Nowhere else to turnHuman beings are not mere selfish agents
Thursday Dec 4 2008 14:10
The twin perils of financial crisis and economic recession have caused politicians and regulators alike to tear up the rule book in recent weeks. The result has been a huge public bail-out of the banking sector and a massive fiscal and monetary stimulus. As we look further ahead, however, the crisis has also shown that we cannot ignorethe need for a drastic revision in the public understanding of economics itself.

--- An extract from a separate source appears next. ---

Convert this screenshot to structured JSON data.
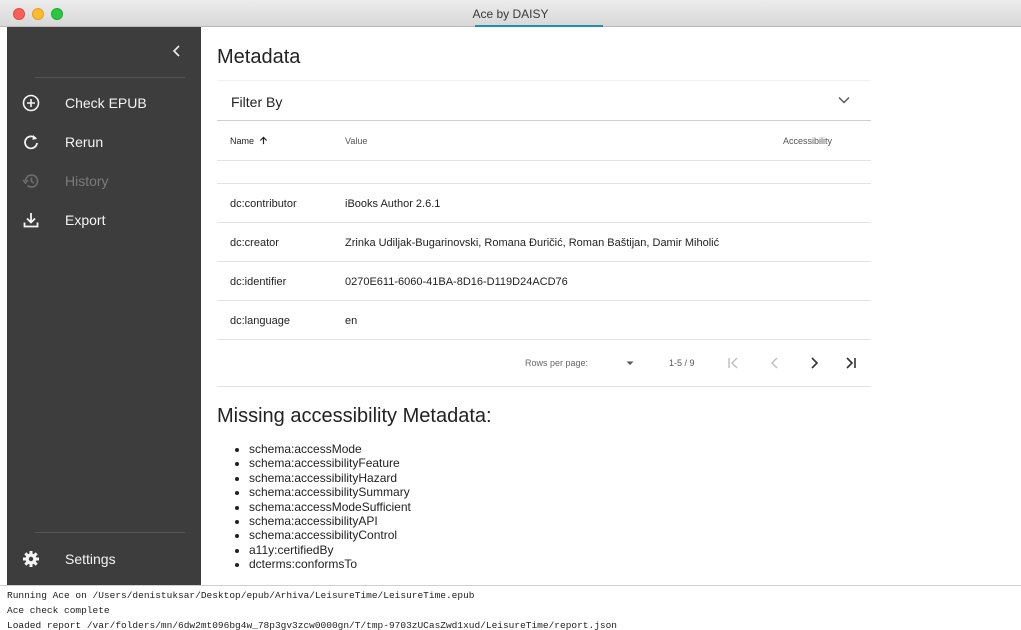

At its deepest level, the crash arose because people and markets did not behave in the way described in economic textbooks. People are not always economically rational. They borrowed too much money to buy houses, then remortgaged to buy other things. Free markets are not always efficient. They mispriced credit as banks hyped 125 per cent mortgages and other debt products to a credulous public, then mispriced it again as the wholesale markets went into gridlock rather than lend against possibly toxic assets. Finally, poorly conceived policy and poorly crafted institutions can fail. There was a huge institutional failure in the regulatory system and in government oversight of the economy.
The basic problem is this: British government and the British people have become far more knowledgeable about economics since the 1970s. But they have grown up with a caricature of what economics is and of economic man as perfectly rational and self-interested. This has had two disastrous effects. The first is political. It has massively encouraged centralisation, complexity and micro-management within government. The result has been an extension of the tax and benefits system to include nearly 70 per cent of the adult population; an obsession with setting and monitoring performance targets; endless fiddling with programmes in response to new initiatives or political wheezes; and a gigantic waste of human and financial resources.
Within the public sector as a whole, it has helped to create a culture of low innovation and low productivity. It has systematically distorted our national understanding of risk. It has led to a huge semi-public client state of consultants and quangos. These are structural weaknesses that it will take a generation to overcome.
Yet if the understanding of economics within government is radically incomplete, it is worse in society generally. We are daily conditioned to think of human beings as "economic agents": as purely self-interested, endlessly calculating costs and benefits and highly sensitive to marginal gains and losses.
But a problem arises when this economic image feeds back into society and becomes our default picture of human motivation. We secretly know this picture is wrong; and our best economists know it is wrong too. We are aware that it cannot explain such things as volunteering or philanthropy. We fret about excessive materialism. We yearn endlessly for the things money famously cannot buy: love, friendship, joy. Yet without an alternative picture of what a human being is, we have nowhere else to turn.
We need a different vision and a richer conception of humanity in our public policy. Such a vision starts by recognising the limits of human nature. It emphasises the importance of independent institutions, competition and entrepreneurship as factors driving prosperity. It rejects the idea that humans are merely passive vehicles for utility, in favour of a far more dynamic conception of human capability.
The centre-right has a particular responsibility here. Recent bank nationalisations notwithstanding, communism and socialism have failed. The centre-left in Britain has run out of ideas, temporarily at least. We should not mistake the present reversion to 1970s economic policy for new thinking.
Yet our corporate capitalism, despite its achievements, also has major weaknesses. Fifteen years after Francis Fukuyama announced that capitalism had won in The End of History, the time is right for a reassessment. For as recession bites, there is real danger of a backlash against capitalism itself.
The need for new thinking about economic fundamentals is thus of great public importance. For too long the casual assumption has been made that any critique of textbook economics must be leftwing. But in fact it is deeply conservative to correct mathematically pure theory to reflect how people actually are: the crooked timber of humanity. Conservatives should understand this and claim ownership of these ideas.
The writer is the Conservative candidate for Hereford and South Herefordshire. His book, Compassionate Economics, is published this week by Policy Exchange
Page mailing to a friend temporary disabled